- _WHAT IS BEING ASKED_: Search the material below for "name" and copy every line where it occurs.

- _AVAILABLE DATA_:
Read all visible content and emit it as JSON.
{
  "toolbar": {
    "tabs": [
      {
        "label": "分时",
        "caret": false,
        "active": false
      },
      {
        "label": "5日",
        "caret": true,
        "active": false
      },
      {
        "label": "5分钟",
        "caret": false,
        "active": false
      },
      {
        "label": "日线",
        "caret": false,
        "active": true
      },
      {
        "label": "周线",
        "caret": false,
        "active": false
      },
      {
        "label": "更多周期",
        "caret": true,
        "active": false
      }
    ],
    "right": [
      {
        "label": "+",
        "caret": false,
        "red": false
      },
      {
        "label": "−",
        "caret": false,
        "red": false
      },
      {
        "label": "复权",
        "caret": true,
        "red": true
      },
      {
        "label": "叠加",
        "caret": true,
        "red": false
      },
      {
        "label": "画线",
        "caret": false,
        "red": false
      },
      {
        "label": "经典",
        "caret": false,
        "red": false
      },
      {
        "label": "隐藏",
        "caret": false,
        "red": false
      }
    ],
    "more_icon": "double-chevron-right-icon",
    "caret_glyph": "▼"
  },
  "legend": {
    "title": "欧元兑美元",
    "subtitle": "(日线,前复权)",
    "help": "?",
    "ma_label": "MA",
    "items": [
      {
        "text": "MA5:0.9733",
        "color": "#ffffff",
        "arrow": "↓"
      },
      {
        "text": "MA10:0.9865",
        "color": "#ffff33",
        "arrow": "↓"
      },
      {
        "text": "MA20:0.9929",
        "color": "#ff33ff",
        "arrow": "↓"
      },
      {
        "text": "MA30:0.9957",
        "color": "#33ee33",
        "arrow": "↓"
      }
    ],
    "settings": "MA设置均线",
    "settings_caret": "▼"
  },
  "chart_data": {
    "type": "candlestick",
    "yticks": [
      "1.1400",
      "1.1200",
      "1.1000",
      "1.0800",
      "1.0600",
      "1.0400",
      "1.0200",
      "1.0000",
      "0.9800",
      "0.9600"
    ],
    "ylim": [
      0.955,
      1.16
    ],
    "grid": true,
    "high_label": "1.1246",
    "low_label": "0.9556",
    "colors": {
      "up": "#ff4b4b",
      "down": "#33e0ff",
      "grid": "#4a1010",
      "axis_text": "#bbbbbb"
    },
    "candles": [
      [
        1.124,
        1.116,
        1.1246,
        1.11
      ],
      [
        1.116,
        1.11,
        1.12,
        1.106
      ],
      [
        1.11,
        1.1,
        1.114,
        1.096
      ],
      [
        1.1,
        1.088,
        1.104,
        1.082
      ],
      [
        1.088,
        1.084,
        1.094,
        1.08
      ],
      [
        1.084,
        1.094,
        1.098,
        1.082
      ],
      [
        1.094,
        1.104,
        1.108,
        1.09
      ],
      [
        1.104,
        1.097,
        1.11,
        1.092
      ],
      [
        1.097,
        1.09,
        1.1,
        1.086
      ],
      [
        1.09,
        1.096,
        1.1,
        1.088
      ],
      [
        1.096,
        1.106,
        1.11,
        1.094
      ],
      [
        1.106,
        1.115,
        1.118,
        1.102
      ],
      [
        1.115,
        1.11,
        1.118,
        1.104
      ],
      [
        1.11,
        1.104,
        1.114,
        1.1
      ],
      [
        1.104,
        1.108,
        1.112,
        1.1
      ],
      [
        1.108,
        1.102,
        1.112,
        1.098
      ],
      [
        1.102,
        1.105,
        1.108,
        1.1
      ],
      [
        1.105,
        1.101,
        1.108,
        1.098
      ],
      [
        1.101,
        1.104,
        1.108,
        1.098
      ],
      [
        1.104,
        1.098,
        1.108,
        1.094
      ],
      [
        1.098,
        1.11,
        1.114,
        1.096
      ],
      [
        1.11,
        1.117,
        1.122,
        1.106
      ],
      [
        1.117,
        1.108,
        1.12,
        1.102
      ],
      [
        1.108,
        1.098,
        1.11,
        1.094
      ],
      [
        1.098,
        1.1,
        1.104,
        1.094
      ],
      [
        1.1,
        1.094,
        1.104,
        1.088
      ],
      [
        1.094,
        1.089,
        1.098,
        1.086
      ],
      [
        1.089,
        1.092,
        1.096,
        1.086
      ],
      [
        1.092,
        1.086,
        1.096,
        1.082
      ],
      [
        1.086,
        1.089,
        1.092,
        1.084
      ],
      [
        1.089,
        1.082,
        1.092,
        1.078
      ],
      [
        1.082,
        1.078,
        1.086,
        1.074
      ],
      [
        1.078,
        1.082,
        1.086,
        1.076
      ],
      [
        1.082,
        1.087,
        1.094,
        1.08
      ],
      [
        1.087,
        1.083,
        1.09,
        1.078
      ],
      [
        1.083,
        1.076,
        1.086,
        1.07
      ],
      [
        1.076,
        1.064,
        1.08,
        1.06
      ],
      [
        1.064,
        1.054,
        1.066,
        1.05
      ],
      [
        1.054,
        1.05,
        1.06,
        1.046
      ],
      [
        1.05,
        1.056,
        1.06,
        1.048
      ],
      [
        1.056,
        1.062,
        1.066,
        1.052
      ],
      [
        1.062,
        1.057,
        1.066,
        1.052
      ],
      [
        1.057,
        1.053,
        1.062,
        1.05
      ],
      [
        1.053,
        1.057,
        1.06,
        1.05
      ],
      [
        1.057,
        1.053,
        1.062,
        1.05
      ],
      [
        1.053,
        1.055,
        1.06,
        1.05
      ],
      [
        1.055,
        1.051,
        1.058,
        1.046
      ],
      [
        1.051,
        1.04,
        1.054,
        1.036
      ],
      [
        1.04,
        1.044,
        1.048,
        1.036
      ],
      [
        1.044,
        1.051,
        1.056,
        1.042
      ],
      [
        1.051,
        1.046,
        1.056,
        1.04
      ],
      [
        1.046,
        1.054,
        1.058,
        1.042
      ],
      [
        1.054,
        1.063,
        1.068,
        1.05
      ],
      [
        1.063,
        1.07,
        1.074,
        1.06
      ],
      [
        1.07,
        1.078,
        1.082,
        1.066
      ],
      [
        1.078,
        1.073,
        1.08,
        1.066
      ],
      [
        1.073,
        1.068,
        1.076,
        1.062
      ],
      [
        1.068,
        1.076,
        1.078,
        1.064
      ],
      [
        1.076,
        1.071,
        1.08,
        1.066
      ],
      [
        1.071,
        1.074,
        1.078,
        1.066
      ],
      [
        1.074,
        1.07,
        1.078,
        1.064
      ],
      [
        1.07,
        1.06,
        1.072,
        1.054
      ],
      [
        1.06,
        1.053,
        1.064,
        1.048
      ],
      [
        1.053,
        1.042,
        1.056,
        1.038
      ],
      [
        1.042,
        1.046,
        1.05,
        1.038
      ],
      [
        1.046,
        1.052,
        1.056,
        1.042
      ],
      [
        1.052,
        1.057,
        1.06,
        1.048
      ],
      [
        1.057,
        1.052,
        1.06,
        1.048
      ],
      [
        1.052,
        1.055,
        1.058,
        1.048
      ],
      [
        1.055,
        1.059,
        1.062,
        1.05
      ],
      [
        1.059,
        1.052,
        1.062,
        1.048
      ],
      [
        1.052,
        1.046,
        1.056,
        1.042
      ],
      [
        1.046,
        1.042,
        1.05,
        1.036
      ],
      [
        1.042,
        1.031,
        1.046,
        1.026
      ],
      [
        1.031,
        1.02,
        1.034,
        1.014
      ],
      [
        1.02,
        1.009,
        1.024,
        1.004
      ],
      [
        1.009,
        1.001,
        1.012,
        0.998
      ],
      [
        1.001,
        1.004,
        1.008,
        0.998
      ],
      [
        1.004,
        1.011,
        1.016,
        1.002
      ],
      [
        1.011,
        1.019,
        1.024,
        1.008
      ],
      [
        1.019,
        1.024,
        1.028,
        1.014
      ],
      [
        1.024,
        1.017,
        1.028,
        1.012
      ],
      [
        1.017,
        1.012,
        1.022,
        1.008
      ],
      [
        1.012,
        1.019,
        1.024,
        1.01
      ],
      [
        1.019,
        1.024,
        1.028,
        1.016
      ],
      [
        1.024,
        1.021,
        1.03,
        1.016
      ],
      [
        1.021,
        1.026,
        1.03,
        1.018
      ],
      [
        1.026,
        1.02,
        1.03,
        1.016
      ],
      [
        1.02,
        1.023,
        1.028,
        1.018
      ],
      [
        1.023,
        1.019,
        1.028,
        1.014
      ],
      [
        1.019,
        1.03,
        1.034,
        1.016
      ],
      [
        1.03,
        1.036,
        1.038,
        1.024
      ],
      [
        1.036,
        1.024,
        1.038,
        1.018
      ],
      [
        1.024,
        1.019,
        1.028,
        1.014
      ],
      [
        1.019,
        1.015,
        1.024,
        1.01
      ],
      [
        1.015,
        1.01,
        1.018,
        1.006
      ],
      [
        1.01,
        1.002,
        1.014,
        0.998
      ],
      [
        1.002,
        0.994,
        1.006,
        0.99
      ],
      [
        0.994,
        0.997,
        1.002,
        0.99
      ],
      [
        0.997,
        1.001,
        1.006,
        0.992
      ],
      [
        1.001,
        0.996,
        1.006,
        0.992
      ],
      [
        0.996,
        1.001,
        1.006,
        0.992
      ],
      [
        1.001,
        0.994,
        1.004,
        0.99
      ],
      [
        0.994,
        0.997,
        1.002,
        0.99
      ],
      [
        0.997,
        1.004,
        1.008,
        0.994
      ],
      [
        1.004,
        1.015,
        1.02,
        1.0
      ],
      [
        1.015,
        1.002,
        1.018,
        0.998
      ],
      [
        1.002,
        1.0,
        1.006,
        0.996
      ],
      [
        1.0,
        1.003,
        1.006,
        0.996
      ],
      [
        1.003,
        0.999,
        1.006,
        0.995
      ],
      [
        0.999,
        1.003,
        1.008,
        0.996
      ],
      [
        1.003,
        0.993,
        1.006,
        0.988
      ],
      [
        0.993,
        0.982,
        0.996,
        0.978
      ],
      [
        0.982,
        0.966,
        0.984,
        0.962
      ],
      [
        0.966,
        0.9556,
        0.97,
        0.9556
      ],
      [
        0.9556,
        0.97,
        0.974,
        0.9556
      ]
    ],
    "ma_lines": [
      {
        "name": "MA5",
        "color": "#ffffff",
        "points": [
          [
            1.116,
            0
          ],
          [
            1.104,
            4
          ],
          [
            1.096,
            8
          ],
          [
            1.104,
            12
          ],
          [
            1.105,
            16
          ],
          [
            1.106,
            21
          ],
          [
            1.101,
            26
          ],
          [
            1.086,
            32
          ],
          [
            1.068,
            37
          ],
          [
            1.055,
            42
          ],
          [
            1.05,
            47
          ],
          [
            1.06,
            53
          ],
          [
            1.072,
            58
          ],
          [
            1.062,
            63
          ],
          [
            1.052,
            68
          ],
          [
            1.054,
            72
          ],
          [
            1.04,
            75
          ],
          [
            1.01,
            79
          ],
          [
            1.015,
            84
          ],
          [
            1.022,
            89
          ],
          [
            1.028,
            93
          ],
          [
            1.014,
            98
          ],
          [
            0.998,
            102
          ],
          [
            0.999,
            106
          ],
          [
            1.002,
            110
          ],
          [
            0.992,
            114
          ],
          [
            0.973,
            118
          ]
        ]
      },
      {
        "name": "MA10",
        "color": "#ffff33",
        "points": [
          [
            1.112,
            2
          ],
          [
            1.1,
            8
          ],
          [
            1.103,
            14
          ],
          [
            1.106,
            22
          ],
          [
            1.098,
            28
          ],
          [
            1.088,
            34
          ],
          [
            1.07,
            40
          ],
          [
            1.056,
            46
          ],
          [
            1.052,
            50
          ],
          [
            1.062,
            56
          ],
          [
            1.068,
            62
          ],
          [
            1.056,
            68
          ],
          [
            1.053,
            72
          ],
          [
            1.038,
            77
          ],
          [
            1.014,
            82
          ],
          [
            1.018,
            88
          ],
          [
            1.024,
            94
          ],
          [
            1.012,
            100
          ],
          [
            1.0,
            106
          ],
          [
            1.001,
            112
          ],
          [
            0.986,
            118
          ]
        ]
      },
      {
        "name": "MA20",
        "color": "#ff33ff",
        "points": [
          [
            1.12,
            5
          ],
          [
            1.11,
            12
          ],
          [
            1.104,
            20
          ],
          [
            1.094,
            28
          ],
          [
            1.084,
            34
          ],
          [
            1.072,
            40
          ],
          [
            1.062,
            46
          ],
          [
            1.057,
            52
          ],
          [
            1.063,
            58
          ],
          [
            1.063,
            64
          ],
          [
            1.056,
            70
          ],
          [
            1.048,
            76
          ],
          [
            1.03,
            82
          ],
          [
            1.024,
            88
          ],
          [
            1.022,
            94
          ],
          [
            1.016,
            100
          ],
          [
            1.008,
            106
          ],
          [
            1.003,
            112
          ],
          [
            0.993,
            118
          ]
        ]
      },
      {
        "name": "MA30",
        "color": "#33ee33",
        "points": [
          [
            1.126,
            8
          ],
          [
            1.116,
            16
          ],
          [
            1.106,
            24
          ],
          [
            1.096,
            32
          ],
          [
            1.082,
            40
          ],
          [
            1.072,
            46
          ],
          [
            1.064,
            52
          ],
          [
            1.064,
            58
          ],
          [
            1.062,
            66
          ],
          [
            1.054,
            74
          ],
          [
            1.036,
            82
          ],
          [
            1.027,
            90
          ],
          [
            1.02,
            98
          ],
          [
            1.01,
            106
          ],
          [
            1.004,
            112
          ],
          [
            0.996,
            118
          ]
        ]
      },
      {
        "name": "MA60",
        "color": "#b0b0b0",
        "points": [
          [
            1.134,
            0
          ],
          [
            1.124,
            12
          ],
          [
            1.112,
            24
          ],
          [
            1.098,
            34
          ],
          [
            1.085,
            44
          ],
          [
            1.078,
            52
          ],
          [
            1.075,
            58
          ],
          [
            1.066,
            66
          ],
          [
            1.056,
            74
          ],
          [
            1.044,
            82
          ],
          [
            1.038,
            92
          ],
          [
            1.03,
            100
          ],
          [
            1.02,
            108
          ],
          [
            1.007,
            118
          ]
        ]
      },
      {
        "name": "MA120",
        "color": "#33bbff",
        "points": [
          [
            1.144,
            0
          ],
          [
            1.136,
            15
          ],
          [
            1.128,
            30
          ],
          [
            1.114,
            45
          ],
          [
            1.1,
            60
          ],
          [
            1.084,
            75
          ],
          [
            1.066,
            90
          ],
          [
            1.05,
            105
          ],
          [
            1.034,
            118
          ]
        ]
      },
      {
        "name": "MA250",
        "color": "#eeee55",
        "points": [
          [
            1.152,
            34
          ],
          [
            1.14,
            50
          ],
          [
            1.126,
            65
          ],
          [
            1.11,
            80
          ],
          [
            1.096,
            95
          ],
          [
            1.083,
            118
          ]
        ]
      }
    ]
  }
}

- _REPLY_:
        "name": "MA5",
        "name": "MA10",
        "name": "MA20",
        "name": "MA30",
        "name": "MA60",
        "name": "MA120",
        "name": "MA250",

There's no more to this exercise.